%%
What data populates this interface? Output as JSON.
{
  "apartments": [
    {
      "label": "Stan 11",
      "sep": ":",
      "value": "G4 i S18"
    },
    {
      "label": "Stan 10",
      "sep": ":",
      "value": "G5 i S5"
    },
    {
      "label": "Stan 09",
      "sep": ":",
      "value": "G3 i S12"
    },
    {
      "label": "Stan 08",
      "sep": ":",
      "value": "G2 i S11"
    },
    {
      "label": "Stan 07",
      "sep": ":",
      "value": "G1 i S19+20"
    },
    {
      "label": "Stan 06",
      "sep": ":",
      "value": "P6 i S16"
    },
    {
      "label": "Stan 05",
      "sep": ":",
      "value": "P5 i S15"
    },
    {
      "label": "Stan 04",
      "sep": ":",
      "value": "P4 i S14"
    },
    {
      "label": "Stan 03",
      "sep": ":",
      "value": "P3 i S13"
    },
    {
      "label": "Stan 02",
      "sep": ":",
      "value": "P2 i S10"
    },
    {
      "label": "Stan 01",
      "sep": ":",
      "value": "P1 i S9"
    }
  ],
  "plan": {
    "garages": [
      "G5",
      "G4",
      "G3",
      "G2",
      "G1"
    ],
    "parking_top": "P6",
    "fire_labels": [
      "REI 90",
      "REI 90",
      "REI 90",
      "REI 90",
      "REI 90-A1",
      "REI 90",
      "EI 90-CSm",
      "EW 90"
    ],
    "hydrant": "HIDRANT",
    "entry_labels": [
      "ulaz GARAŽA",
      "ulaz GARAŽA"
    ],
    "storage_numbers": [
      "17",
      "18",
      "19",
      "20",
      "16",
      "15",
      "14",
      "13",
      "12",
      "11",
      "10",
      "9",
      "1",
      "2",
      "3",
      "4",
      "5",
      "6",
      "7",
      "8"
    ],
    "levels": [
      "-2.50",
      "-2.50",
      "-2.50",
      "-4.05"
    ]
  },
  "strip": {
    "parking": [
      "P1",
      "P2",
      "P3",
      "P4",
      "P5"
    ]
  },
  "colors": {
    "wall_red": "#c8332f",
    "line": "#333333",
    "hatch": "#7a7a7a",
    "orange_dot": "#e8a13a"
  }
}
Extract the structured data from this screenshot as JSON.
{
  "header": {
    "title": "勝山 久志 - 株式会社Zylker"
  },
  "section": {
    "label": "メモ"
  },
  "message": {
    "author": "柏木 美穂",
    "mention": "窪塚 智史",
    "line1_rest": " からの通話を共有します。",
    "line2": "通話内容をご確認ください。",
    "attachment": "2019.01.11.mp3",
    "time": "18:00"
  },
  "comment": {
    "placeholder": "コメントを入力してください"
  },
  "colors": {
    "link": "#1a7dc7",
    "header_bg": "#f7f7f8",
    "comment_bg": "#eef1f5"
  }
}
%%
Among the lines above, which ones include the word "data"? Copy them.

What data populates this interface? Output as JSON.
Extract the structured data from this screenshot as JSON.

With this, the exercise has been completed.